- EXERCISE OBJECTIVE
Scan the entries below for the word "value" and copy every line in which it occurs.
·····
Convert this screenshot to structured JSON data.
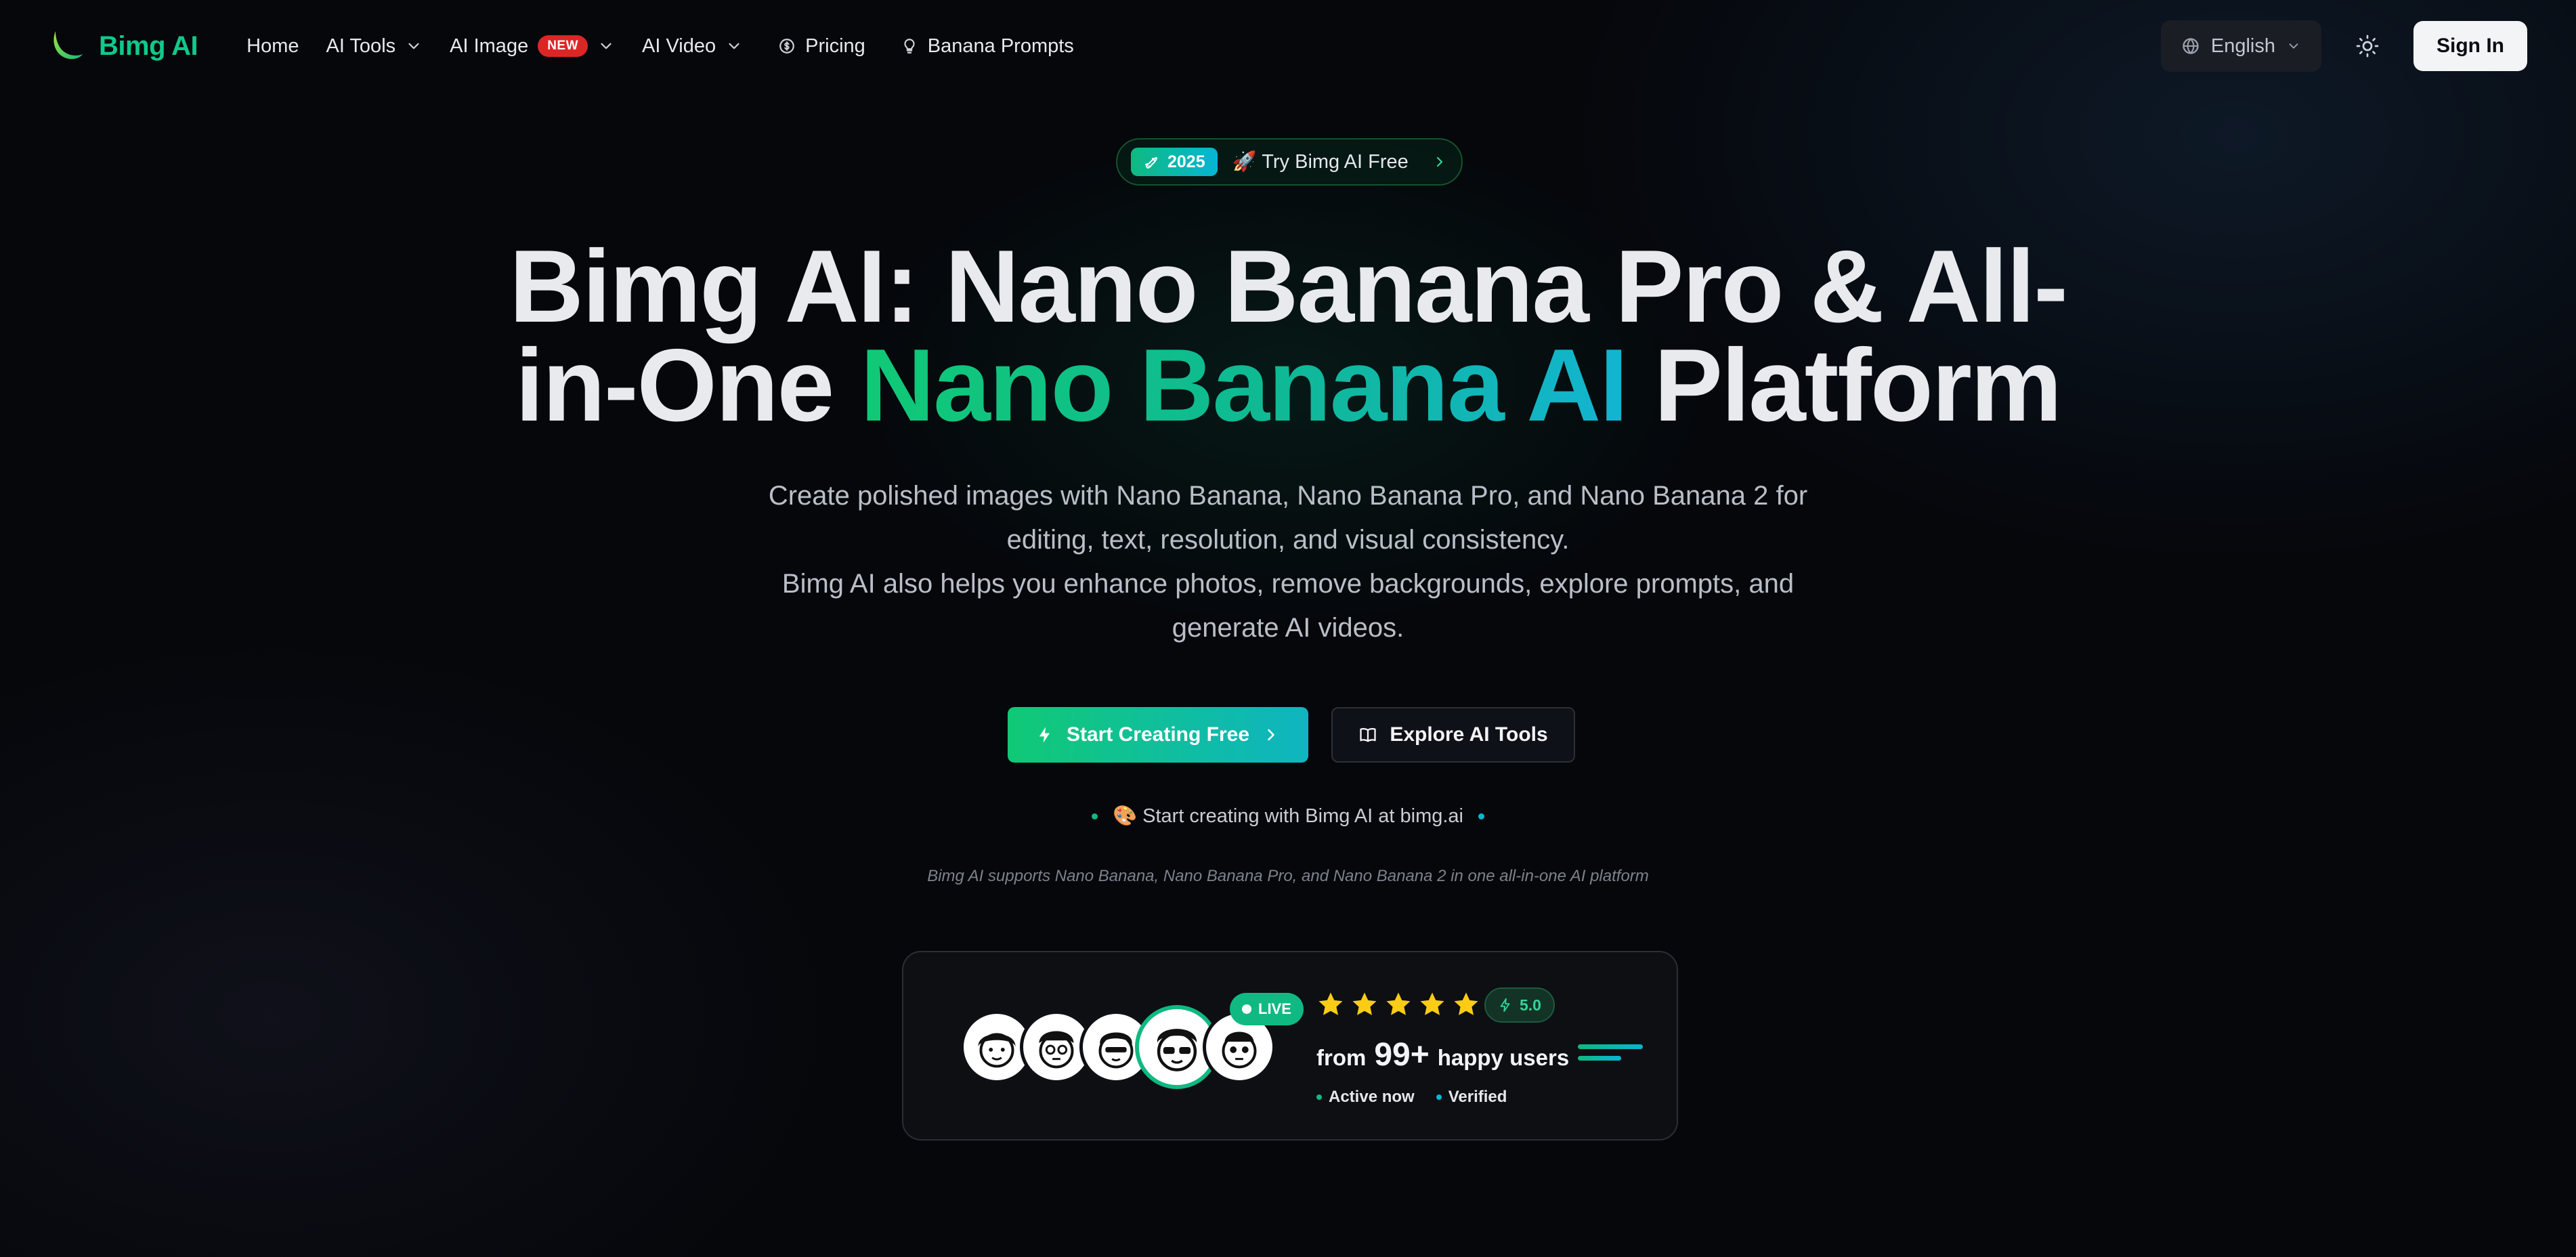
{
  "nav": {
    "logo_text": "Bimg AI",
    "links": {
      "home": "Home",
      "ai_tools": "AI Tools",
      "ai_image": "AI Image",
      "ai_image_badge": "NEW",
      "ai_video": "AI Video",
      "pricing": "Pricing",
      "banana_prompts": "Banana Prompts"
    },
    "language": "English",
    "sign_in": "Sign In"
  },
  "hero": {
    "pill_year": "2025",
    "pill_text": "🚀 Try Bimg AI Free",
    "title_line1": "Bimg AI: Nano Banana Pro & All-",
    "title_line2_start": "in-One ",
    "title_highlight": "Nano Banana AI",
    "title_line2_end": " Platform",
    "subtitle_p1": "Create polished images with Nano Banana, Nano Banana Pro, and Nano Banana 2 for editing, text, resolution, and visual consistency.",
    "subtitle_p2": "Bimg AI also helps you enhance photos, remove backgrounds, explore prompts, and generate AI videos.",
    "cta_primary": "Start Creating Free",
    "cta_secondary": "Explore AI Tools",
    "note": "🎨 Start creating with Bimg AI at bimg.ai",
    "caption": "Bimg AI supports Nano Banana, Nano Banana Pro, and Nano Banana 2 in one all-in-one AI platform"
  },
  "proof": {
    "live_label": "LIVE",
    "stars": 5,
    "rating": "5.0",
    "users_prefix": "from",
    "users_count": "99+",
    "users_suffix": "happy users",
    "status_active": "Active now",
    "status_verified": "Verified"
  },
  "colors": {
    "brand_green": "#10c98a",
    "accent_cyan": "#06b6d4",
    "badge_red": "#dc2626",
    "star_yellow": "#facc15",
    "background": "#05070b"
  },
  "icons": [
    "logo-mark-icon",
    "chevron-down-icon",
    "dollar-icon",
    "lightbulb-icon",
    "globe-icon",
    "sun-icon",
    "rocket-icon",
    "bolt-icon",
    "book-icon",
    "chevron-right-icon",
    "star-icon"
  ]
}
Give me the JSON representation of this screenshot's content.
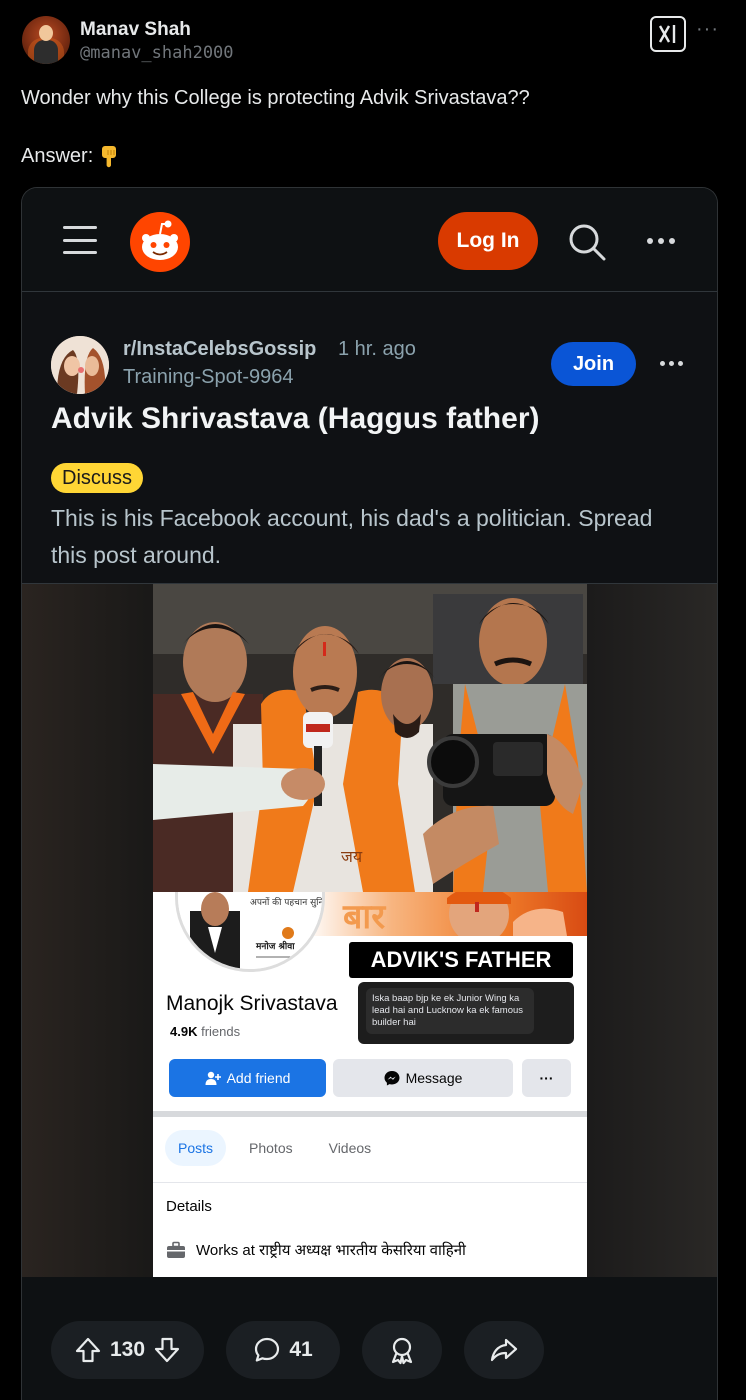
{
  "tweet": {
    "author_name": "Manav Shah",
    "author_handle": "@manav_shah2000",
    "grok_icon": "grok-icon",
    "more_icon": "more-icon",
    "text_line1": "Wonder why this College is protecting Advik Srivastava??",
    "text_line2": "Answer:",
    "answer_emoji": "pointing-down-icon"
  },
  "reddit": {
    "login_label": "Log In",
    "subreddit": "r/InstaCelebsGossip",
    "time_ago": "1 hr. ago",
    "username": "Training-Spot-9964",
    "join_label": "Join",
    "post_title": "Advik Shrivastava (Haggus father)",
    "flair": "Discuss",
    "post_body": "This is his Facebook account, his dad's a politician. Spread this post around.",
    "upvotes": "130",
    "comments": "41"
  },
  "facebook": {
    "pic_caption_top": "अपनों की पहचान सुनिश्चित होती है...",
    "pic_caption_name": "मनोज श्रीवा",
    "banner_text": "बार",
    "overlay_label": "ADVIK'S FATHER",
    "overlay_note": "Iska baap bjp ke ek Junior Wing ka lead hai and Lucknow ka ek famous builder hai",
    "profile_name": "Manojk Srivastava",
    "friends_count": "4.9K",
    "friends_label": "friends",
    "add_friend_label": "Add friend",
    "message_label": "Message",
    "more_label": "···",
    "tabs": [
      "Posts",
      "Photos",
      "Videos"
    ],
    "details_label": "Details",
    "works_at": "Works at राष्ट्रीय अध्यक्ष भारतीय केसरिया वाहिनी",
    "photo_scarf_text": "जय"
  },
  "colors": {
    "reddit_orange": "#d93a00",
    "join_blue": "#0a55d6",
    "flair_yellow": "#ffd635",
    "fb_blue": "#1b74e4"
  }
}
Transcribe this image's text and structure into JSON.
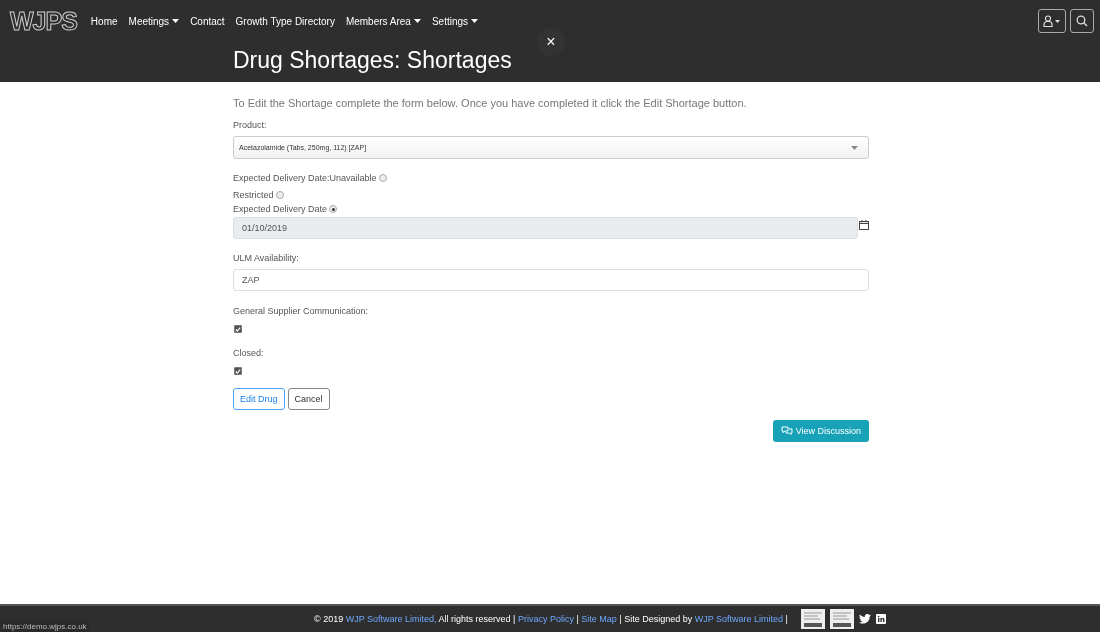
{
  "logo": "WJPS",
  "nav": [
    {
      "label": "Home",
      "dropdown": false
    },
    {
      "label": "Meetings",
      "dropdown": true
    },
    {
      "label": "Contact",
      "dropdown": false
    },
    {
      "label": "Growth Type Directory",
      "dropdown": false
    },
    {
      "label": "Members Area",
      "dropdown": true
    },
    {
      "label": "Settings",
      "dropdown": true
    }
  ],
  "close": "×",
  "title": "Drug Shortages: Shortages",
  "intro": "To Edit the Shortage complete the form below. Once you have completed it click the Edit Shortage button.",
  "fields": [
    {
      "kind": "select",
      "label": "Product:",
      "value": "Acetazolamide (Tabs, 250mg, 112) [ZAP]"
    },
    {
      "kind": "radios",
      "options": [
        {
          "label": "Expected Delivery Date:Unavailable",
          "selected": false
        },
        {
          "label": "Restricted",
          "selected": false
        },
        {
          "label": "Expected Delivery Date",
          "selected": true
        }
      ]
    },
    {
      "kind": "date",
      "value": "01/10/2019",
      "disabled": true
    },
    {
      "kind": "text",
      "label": "ULM Availability:",
      "value": "ZAP"
    },
    {
      "kind": "checkbox",
      "label": "General Supplier Communication:",
      "checked": true
    },
    {
      "kind": "checkbox",
      "label": "Closed:",
      "checked": true
    }
  ],
  "buttons": [
    {
      "label": "Edit Drug",
      "kind": "primary"
    },
    {
      "label": "Cancel",
      "kind": "secondary"
    }
  ],
  "discussion_button": "View Discussion",
  "footer": [
    {
      "kind": "text",
      "text": "© 2019 "
    },
    {
      "kind": "link",
      "text": "WJP Software Limited,"
    },
    {
      "kind": "text",
      "text": " All rights reserved | "
    },
    {
      "kind": "link",
      "text": "Privacy Policy"
    },
    {
      "kind": "text",
      "text": " | "
    },
    {
      "kind": "link",
      "text": "Site Map"
    },
    {
      "kind": "text",
      "text": " | Site Designed by "
    },
    {
      "kind": "link",
      "text": "WJP Software Limited"
    },
    {
      "kind": "text",
      "text": " |"
    }
  ],
  "status_url": "https://demo.wjps.co.uk"
}
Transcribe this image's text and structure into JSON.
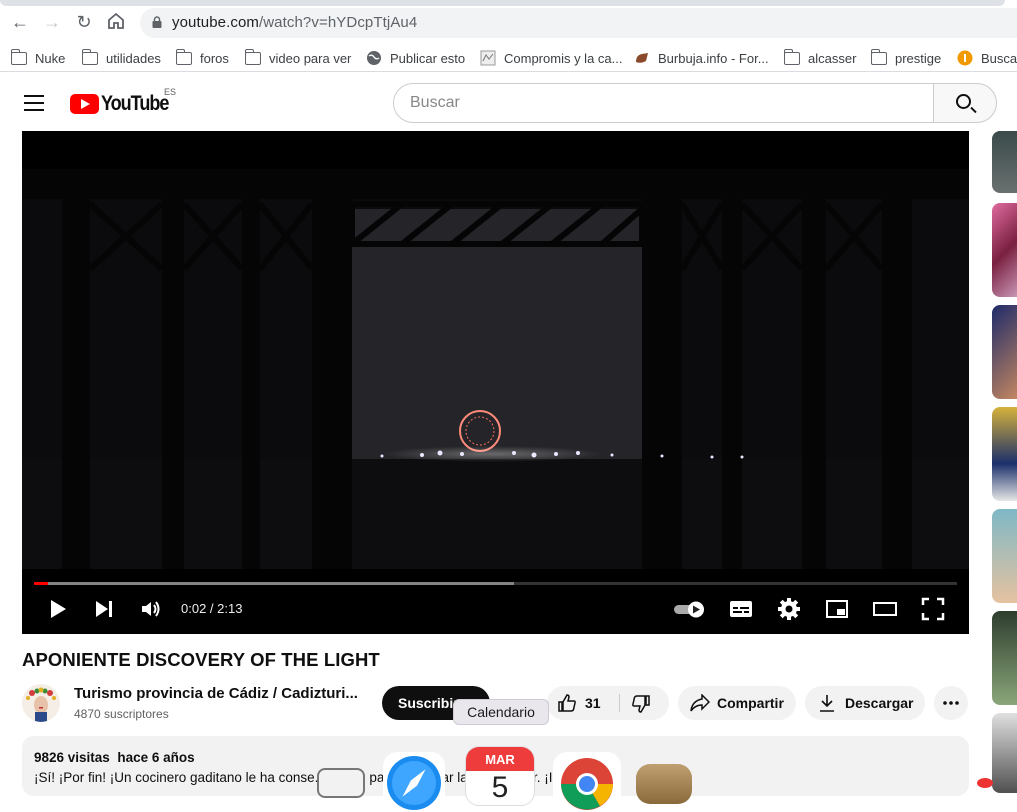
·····
- FINISHED EXERCISE
      "value": "Acetazolamide (Tabs, 250mg, 112) [ZAP]"
      "value": "01/10/2019",
      "value": "ZAP"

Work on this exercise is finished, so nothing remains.